Scarlet Kingsnake

A Journey Of Blues Genres With Johnny Winter

Johnny Winter’s much-expected final record, Step Back, crosses various blues music genres that are distinct is a retrospective compilation of blues tunes mostly from the 50s-60s. These artists would pay court in what would be his last record.

The record is packed with performances masterfully and distinctively fabricated with longtime bandmate Paul Nelson and producer in the helm. Each tune is meticulously complemented by Nelson together with the artist chosen. Numerous blues music genres are expressed, for instance, “Where Can You Be” is an effort with Johnny Winter and Billy Gibbons and signifies a saucy Texas style blues tune evocative of ZZ Top. Step Back isn’t just a look in the music that affected Winter but in addition a re-mastered snap shot of the blues music genres that are different in the 50s-60s.

From the gate running is Winter’s performance of “Unchain My Heart.” The tune bursts through the earbuds having a punchy horn section (Blues Brothers Horns) as well as the sweet vocals. Winter’s soulful, bluesy, smoky voice coupled with competitive and extreme guitar licks on tops off the melody that is catchy.

“Killing Floor,” along with another tune in the record, “Who Do You Love,” presents the chemistry between the group members that has been perfected through years of touring and playing together.

The guitar centric tune breaks out into a guitar solo which Winter followed with a Bonamassa solo that’s ensured to lift the hair in your back.

How can you top “Sweet Sixteen?” With Winter’s solo performance of Son House’s “Death Letter.” The listeners are taken by the distinguishing hollow guitar sound fused with Winter’s soulful and enthusiastic voice . The tune is really accurate to the original Delta blues sound that Son House will be stunned.

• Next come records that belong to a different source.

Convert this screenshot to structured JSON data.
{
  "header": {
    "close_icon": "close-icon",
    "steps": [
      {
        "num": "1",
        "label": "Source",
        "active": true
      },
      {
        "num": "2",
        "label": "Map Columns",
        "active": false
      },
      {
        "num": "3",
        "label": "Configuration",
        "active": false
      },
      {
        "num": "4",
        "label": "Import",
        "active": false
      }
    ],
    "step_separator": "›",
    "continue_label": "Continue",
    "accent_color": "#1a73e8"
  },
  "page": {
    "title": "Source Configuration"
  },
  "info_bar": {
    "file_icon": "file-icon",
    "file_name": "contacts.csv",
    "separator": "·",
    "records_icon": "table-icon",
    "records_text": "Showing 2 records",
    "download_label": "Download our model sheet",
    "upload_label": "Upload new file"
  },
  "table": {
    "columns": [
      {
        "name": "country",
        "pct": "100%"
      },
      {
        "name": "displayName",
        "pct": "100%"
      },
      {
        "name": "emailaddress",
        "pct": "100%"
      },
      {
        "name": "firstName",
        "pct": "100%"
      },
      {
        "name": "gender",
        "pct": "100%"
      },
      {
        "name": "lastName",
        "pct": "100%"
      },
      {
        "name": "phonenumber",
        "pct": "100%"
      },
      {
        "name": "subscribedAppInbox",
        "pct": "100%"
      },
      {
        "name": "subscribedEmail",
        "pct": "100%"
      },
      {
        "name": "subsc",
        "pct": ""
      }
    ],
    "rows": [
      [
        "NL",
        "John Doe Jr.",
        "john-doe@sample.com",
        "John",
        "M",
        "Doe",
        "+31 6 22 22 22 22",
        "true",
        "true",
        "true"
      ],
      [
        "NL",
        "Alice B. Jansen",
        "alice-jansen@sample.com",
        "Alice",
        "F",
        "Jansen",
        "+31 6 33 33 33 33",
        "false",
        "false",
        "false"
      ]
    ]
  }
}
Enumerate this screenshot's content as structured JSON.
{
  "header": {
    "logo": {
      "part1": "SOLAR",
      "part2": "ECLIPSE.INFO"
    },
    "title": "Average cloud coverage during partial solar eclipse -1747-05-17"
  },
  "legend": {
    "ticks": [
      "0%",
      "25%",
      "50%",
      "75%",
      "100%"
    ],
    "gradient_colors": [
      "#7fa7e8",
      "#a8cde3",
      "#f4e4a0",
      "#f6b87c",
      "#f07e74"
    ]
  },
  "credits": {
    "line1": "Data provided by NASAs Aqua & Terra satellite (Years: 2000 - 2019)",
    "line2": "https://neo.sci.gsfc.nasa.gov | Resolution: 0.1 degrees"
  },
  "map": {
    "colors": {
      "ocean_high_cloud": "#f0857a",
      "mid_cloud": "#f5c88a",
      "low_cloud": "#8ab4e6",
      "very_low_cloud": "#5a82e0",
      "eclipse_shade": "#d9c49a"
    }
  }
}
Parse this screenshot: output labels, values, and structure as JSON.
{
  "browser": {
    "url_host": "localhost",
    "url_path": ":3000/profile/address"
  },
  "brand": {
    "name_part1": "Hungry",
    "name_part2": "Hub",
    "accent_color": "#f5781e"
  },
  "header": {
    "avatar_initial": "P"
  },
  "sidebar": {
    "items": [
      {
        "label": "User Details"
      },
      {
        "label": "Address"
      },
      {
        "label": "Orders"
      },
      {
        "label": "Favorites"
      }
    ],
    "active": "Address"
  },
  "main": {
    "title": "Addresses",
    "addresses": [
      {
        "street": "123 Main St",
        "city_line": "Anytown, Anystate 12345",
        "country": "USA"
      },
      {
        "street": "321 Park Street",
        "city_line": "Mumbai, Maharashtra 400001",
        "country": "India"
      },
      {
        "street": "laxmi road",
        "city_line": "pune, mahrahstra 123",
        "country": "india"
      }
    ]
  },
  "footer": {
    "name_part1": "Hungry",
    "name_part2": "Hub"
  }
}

The powerful beat rockabilly design song showcases yet another example of our rich blues tradition.